By Tiffany Chin
Summer is approaching and while some people already have internship and job offers, others are still in the process of applying and interviewing for positions. Oftentimes, it can be stressful going into an interview, especially when being interviewed by a high-level manager of a company. However, here are several tips you can keep in mind to make the interview experience less nerve-racking, and possibly even fun.
First of all, remember to come to the interview prepared. Practice ahead of time with career counselors, friends, and families. The more you practice answering different questions, the easier and more natural it becomes. Practicing with someone can help you get feedback on how you can improve your intonation, body language, and word choice. These are little details that you might not necessarily notice about yourself, but are habits you can improve on to make a better impression on the interviewer.
Another method that helps with interviews is to record yourself and take note of the tone in which you speak, body language, and word choice, to get an idea of how you appear to an interviewer. After watching these recordings and taking note of areas you can improve on, make the proper changes, and as you start to become more comfortable with the way you present yourself, you will be more confident in interviews.
Second, remember to breathe. When you are in an interview, it is easy to forget to breathe and pause every now and then, especially if you are very nervous. Breathing is very important for calming yourself down and also for giving yourself a moment to think and process what the interviewer is asking you and how you can answer the question. Oftentimes, when you are put on the spot in an interview, it can seem like you need to respond right away to a question, but know that from the interviewer’s perspective, there is nothing wrong with pausing and taking a moment to collect your thoughts before giving your answer.

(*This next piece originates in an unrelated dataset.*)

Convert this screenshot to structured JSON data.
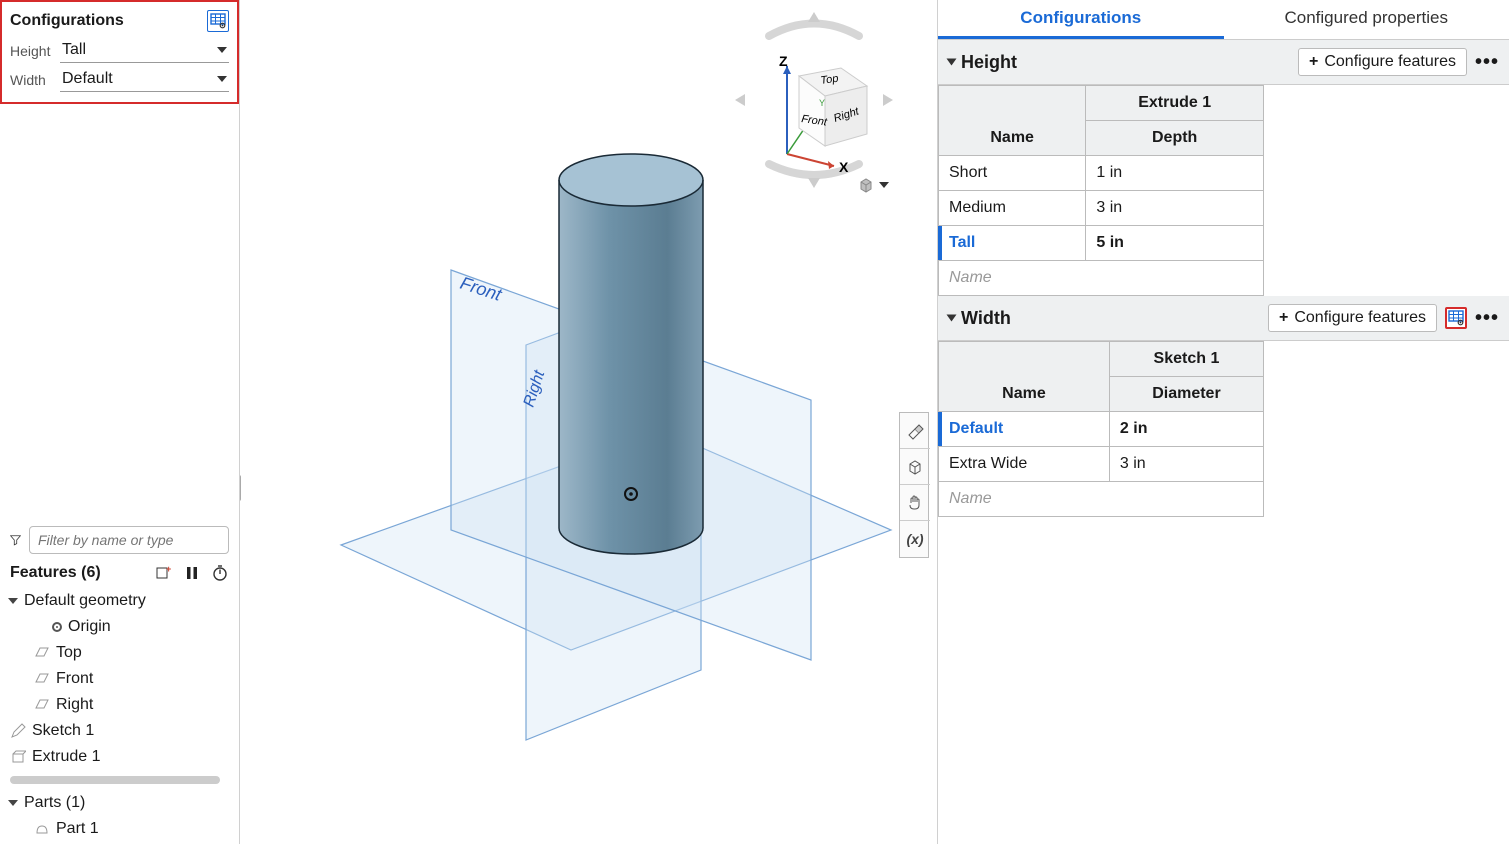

Third, and most importantly, understand that an interview is a two-way process that allows for a mutual exchange of information. One the one hand, the interviewer is asking you questions to learn more about your personality, behavior, experiences, and skills, but on the other hand, the interview is also an opportunity for you to learn more about the company and position. It is even beneficial to use an interview as an opportunity to learn about different jobs while practicing your interview skills, especially if you are still in the process of figuring out your career path. Furthermore, know that regardless of whether or not you get the offer, you can turn the interviewer into a business relationship and get advice from that person in the future.
These are some tips that may help ease your nervousness when going into an interview. Remember, not getting the offer is not the end of the world. Sometimes it is just not the right time for you, or the company is not a good fit, but know that these setbacks make it so much more meaningful when you finally get your dream job.
1. Vault. "Preparing for the Interview." Vault. Vault, n.d. Web. 21 Mar. 2017. <http://www.vault.com/interviews/article/interviewing/preparing-for-the-interview>.
2. Vault. "Practice for the Interview." Vault. Vault, n.d. Web. 21 Mar. 2017. <http://www.vault.com/interviews/article/interviewing/practicing-for-the-interview>.